Filmmaker John Waters told an audience at LA’s Outfest Film Festival Thursday (12 July) that the sharp wit many gay people posess can be their most powerful weapon in the fight for LGBT equality.
‘We need humor rather than violence,’ Waters said as he accepted the gay and lesbian film festival’s achievement award. ‘We use wit instead of bullets – can’t we use it against our enemies instead of against ourselves?’
The man known as the infamous ‘Pope of Trash’ for such films as Pink Flamingos, Female Trouble and Polyester, talked of using humor to register his feelings about Pope Benedict XVI who has made many anti-gay statements in recent years.
‘The Pope is always sashing me but I don’t want to hurt him, I just want to pie his outfit,’ he said.
He went on to say that he find’s today’s demonstrations a bit to mild compared to the gay liberation riots he attended in the 60s.
‘I went to the anti-Pope march in London. It was hilarious. This big lesbian said, ‘What do we want?’ And they yelled back: ‘Rational thought!’ Such gentle demands.’
Here are some of Waters’ ideas for political statements:
- ‘If there’s a local politician against gay marriage, lets send scary drag queens to his house and yell fashion insults to his wife.’
- ‘If you’re in Hollywood and you take in a script that the studio says is too gay, well get your screenwriter friends and go back to the studio and yell out the grosses of all their hetero flops.’
- ‘If a casting agent ever tells an actor, ‘Well, you’re too sporty.’ That’s code for dyke. Don’t go to their house and get married, go there and get divorced and have a fistfight and scare the neighbors.’
Waters also talked with humor about opposition to gay marriage: ‘How could anybody falling in love with anybody else be scary to people? It’s so hard to find anybody, gay or straight. What’s the sanctity of Larry King being married eight times? I like Larry King. But if he can get married eight times, how come we can’t get married once?’
Waters, whose more mainstream films include the original Hairspray, Cry-Baby and Serial Mom, thanked everyone ‘for letting me get away with this for 50 years. Really, seriously, gay people gave me the confidence and freedom to be the person I am today – right from the beginning.’

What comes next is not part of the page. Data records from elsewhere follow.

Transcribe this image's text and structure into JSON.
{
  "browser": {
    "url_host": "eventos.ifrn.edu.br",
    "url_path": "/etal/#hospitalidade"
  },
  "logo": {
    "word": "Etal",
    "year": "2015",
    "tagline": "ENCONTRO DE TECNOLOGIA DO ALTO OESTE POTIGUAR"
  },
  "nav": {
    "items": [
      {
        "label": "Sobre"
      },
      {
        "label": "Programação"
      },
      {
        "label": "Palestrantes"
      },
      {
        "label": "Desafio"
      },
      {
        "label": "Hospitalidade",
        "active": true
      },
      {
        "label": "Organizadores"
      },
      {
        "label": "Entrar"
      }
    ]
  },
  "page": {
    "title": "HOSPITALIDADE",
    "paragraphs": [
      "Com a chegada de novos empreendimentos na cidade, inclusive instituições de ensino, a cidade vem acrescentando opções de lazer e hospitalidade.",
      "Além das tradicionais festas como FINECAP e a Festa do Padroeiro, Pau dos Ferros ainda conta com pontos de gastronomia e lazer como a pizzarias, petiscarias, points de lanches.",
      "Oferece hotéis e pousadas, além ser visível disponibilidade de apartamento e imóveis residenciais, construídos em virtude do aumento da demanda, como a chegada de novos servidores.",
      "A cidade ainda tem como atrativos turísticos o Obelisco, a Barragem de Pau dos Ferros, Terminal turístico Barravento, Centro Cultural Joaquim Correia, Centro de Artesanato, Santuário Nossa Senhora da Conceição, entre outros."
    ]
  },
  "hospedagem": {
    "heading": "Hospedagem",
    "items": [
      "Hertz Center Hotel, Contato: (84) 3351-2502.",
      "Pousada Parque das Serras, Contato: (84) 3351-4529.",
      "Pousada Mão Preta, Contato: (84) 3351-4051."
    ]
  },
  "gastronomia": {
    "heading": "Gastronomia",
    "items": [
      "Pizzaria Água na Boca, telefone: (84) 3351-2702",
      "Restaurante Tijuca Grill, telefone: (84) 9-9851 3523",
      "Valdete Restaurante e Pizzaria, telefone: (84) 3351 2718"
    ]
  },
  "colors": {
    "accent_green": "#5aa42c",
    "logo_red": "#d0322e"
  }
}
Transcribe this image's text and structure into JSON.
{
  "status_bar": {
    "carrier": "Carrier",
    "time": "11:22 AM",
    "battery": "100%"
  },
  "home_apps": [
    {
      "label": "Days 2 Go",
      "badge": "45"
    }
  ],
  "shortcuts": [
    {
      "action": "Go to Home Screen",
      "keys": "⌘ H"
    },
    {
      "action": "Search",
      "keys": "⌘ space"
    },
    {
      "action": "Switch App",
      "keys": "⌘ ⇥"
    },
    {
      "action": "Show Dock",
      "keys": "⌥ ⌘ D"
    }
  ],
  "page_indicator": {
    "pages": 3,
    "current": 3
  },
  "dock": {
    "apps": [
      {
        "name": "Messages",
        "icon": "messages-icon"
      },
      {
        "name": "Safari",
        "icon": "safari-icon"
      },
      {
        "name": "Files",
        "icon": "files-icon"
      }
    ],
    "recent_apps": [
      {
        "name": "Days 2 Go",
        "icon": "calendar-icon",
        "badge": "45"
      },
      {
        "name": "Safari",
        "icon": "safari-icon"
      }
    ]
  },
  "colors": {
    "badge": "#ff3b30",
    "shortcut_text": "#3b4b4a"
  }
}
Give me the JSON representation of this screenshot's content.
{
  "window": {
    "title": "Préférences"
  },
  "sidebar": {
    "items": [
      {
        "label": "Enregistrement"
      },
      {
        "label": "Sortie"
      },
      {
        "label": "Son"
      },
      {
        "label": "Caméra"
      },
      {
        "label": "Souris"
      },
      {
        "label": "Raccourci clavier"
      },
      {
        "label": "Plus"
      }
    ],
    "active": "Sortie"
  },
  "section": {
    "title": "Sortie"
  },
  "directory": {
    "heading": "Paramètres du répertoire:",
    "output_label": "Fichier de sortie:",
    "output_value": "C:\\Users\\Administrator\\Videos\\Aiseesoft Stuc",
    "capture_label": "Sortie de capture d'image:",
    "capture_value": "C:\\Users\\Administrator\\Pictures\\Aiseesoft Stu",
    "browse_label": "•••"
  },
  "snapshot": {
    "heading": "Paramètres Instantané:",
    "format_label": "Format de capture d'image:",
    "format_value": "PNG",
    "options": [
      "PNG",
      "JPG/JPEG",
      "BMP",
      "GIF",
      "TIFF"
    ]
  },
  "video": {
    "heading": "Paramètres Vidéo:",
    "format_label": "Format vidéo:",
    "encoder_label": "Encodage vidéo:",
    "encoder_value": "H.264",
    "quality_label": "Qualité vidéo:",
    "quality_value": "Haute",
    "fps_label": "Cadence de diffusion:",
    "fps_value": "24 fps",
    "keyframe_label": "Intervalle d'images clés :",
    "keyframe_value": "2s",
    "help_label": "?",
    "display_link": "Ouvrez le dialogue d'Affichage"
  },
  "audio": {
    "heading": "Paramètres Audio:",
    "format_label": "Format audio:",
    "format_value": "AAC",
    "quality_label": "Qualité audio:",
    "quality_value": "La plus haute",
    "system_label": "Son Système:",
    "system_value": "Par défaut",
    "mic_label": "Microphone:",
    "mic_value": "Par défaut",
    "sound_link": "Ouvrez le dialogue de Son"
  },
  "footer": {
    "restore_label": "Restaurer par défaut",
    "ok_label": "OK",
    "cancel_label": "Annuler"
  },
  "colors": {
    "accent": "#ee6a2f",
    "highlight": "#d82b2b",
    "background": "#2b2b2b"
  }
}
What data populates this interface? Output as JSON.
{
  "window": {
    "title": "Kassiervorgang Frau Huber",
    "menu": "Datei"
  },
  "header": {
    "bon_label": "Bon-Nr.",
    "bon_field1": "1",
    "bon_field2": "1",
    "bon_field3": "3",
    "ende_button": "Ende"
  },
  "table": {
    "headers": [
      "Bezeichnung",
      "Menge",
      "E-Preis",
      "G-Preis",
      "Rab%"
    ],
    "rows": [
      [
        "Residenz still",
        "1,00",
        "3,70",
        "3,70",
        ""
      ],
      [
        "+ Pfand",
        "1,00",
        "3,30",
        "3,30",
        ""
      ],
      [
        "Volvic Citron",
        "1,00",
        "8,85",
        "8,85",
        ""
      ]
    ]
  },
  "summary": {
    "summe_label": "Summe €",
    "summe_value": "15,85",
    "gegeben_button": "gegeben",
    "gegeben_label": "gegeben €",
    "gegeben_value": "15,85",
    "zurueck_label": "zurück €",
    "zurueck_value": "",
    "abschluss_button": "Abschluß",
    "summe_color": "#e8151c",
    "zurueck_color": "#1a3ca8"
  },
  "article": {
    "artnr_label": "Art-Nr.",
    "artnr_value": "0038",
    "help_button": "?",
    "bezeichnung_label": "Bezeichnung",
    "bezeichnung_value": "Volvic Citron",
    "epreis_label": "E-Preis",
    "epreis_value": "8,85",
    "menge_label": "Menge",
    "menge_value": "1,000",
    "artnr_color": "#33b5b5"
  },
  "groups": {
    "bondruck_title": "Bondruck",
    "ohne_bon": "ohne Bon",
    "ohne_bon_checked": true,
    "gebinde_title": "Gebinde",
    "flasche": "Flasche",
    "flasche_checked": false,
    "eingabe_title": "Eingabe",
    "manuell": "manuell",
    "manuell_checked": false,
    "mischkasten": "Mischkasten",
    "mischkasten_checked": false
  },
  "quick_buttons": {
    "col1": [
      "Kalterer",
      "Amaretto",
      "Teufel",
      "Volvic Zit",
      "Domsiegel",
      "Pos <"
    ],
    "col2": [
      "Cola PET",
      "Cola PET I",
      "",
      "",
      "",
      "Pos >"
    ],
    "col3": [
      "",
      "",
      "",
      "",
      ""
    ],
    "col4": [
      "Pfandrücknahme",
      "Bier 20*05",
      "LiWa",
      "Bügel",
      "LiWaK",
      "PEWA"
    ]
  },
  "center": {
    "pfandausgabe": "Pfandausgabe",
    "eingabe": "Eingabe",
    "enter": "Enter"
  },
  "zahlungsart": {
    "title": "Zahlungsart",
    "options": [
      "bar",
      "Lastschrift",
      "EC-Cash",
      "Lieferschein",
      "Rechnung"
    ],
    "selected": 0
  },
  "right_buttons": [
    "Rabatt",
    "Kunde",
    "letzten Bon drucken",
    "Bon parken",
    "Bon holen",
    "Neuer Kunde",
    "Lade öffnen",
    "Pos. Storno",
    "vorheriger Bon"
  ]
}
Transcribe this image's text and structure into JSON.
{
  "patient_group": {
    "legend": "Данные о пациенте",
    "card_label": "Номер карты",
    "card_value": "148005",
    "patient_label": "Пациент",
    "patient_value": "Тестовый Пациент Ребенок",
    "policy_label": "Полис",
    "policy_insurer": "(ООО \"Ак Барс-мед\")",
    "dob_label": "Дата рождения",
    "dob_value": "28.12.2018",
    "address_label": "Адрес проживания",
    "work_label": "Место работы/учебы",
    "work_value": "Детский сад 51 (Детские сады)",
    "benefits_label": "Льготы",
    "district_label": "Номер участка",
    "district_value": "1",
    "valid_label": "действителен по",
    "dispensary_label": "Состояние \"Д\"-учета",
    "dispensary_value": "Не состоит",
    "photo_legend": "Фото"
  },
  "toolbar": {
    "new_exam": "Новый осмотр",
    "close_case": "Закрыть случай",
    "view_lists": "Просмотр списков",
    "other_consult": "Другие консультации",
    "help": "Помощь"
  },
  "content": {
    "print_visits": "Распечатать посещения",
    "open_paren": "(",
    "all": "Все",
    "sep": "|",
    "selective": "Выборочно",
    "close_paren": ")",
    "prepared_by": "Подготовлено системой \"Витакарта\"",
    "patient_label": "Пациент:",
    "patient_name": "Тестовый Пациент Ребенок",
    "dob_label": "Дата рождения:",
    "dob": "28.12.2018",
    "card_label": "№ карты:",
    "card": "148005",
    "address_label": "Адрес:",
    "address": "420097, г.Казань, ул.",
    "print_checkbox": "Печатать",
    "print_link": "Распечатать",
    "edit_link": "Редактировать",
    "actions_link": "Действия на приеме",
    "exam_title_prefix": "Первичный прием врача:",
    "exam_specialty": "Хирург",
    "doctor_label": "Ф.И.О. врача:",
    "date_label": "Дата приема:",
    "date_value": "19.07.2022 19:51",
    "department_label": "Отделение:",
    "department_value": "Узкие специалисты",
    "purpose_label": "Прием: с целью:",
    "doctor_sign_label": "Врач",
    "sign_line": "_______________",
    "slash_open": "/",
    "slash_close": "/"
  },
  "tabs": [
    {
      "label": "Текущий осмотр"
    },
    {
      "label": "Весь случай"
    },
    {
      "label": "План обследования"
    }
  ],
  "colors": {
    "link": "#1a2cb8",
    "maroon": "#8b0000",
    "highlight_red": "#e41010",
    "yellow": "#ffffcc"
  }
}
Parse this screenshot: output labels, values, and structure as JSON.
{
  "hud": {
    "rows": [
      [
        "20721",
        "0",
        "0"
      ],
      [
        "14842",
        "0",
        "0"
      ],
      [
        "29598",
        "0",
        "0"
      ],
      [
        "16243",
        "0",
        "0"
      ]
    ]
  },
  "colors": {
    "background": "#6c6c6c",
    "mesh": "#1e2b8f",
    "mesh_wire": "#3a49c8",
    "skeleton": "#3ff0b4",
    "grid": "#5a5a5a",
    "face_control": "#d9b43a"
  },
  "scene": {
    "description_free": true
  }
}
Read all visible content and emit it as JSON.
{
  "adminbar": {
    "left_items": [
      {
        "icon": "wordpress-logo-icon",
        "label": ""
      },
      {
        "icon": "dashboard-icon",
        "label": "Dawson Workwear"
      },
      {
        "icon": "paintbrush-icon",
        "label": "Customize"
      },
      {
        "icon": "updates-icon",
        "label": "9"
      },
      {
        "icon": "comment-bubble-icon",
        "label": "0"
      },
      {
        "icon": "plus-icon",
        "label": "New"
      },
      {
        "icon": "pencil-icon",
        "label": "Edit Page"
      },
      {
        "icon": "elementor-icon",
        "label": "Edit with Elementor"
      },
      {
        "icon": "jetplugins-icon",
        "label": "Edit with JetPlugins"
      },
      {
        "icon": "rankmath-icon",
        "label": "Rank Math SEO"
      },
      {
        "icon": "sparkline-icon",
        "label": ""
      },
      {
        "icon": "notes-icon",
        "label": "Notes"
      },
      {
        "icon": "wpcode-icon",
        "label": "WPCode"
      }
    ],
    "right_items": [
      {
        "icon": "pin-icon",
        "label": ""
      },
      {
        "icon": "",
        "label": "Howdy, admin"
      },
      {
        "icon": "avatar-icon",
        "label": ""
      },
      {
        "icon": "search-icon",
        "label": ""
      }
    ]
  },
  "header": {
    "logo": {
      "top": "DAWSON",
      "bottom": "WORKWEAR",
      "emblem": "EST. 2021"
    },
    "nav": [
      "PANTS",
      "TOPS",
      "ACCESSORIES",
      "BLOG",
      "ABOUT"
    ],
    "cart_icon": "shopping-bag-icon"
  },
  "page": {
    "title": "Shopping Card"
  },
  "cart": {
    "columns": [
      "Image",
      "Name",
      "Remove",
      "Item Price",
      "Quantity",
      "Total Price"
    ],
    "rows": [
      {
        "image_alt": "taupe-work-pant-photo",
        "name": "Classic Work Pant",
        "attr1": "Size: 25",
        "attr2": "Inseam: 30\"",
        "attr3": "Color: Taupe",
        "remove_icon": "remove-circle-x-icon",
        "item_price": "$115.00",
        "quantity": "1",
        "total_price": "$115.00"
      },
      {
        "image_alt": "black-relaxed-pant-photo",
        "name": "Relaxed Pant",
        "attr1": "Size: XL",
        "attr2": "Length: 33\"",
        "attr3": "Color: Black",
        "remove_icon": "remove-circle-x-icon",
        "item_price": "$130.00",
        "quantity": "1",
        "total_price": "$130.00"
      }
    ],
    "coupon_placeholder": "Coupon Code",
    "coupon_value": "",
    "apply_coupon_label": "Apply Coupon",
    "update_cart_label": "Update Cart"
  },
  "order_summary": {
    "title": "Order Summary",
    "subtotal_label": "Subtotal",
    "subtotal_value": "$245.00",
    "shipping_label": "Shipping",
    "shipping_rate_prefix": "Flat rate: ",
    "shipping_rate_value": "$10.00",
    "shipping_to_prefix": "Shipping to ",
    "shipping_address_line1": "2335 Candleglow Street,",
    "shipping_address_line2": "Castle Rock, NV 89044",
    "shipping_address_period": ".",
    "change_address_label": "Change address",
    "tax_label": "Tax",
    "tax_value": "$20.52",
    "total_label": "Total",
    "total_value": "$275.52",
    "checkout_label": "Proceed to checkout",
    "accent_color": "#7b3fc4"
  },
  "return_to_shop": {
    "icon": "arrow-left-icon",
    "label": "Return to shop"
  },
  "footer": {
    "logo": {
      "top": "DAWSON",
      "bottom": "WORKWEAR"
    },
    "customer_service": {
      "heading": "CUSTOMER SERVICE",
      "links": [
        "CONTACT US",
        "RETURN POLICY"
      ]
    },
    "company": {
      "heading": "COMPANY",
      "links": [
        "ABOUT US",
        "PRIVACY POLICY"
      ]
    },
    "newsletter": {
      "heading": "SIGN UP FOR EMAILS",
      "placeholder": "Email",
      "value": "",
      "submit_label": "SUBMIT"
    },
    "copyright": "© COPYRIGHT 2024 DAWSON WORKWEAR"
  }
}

‘I’ve been lucky,’ he added. ‘My career has been understood right from the beginning. Even negative reviews I turned into a career. They gay people have always been there and together, we’ve learned that we turn pain into laughter. We will not only survive, we’ll win. And if we can laugh at the most hurtful responses we’ve ever had in our life, we’ll be the strongest minority of all.’